§ **Your objective**: From the records below, give the number of lines that include the word "arrow". Add no other words.

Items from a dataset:
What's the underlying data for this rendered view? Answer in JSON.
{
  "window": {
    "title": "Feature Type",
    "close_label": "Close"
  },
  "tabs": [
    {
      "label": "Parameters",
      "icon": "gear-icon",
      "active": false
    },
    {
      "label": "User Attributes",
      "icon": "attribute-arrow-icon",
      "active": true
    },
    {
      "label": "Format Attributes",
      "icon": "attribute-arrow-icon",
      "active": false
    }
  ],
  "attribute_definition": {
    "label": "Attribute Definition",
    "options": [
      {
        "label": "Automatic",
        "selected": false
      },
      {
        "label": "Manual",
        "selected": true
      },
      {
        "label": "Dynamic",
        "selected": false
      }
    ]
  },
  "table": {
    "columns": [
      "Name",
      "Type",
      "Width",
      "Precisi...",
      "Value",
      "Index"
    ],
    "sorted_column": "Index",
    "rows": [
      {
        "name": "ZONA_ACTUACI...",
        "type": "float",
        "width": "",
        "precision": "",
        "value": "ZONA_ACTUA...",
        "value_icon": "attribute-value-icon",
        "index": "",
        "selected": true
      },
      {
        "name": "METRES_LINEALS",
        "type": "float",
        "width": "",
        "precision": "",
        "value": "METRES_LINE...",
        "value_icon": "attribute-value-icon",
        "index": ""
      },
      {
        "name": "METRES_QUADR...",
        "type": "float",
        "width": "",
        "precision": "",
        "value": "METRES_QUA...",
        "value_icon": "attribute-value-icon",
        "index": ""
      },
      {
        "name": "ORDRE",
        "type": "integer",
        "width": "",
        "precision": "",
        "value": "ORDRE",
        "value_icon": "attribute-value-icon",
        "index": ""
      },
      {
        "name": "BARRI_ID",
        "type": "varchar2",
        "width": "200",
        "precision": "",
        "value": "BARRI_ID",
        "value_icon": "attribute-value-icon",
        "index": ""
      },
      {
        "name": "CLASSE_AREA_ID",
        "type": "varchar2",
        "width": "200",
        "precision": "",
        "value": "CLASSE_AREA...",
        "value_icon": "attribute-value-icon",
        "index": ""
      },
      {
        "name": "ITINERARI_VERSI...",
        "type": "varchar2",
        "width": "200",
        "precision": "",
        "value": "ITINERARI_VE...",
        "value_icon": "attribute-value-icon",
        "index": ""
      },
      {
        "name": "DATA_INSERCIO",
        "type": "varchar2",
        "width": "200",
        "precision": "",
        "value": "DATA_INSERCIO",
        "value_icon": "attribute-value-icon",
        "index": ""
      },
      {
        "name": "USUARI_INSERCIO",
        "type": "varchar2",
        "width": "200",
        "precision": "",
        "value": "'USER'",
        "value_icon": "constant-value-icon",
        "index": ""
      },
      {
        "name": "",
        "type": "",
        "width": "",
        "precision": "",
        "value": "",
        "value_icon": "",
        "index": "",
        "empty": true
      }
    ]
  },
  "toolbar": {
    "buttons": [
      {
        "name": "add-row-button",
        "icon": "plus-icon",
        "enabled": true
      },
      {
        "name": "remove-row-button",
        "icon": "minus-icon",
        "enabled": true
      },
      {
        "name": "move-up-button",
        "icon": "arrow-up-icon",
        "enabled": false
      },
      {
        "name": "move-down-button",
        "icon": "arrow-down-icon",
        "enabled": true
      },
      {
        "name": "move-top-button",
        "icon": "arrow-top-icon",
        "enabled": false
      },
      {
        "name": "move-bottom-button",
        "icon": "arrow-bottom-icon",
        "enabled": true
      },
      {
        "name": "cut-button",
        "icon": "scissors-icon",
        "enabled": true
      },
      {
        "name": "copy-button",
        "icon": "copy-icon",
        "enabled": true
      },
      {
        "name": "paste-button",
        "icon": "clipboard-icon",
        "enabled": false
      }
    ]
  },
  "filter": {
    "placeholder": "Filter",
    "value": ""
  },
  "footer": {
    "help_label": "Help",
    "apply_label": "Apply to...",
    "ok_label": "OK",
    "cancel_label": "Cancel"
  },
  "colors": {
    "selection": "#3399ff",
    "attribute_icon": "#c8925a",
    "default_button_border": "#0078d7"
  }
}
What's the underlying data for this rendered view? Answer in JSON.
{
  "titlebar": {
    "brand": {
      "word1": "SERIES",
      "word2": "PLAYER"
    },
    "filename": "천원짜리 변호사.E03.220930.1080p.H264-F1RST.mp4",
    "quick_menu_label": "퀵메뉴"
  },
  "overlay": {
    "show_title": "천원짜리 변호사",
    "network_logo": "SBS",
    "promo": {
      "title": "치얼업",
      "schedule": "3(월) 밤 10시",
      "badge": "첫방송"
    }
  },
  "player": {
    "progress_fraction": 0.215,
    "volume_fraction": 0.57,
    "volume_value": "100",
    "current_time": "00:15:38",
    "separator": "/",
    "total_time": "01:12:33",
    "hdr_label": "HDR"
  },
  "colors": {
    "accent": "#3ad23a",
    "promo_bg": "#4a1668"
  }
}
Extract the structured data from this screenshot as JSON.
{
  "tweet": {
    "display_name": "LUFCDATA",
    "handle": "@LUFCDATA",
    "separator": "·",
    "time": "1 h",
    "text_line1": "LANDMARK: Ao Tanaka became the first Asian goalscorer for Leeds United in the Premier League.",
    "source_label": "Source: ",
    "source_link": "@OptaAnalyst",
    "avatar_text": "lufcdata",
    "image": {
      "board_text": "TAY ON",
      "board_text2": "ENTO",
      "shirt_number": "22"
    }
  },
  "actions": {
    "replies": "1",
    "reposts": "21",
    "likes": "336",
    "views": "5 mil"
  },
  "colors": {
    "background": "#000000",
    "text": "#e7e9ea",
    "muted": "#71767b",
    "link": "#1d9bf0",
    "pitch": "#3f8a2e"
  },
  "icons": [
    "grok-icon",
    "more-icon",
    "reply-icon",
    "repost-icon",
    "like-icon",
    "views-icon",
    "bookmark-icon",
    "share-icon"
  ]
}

§ **Your response**: 6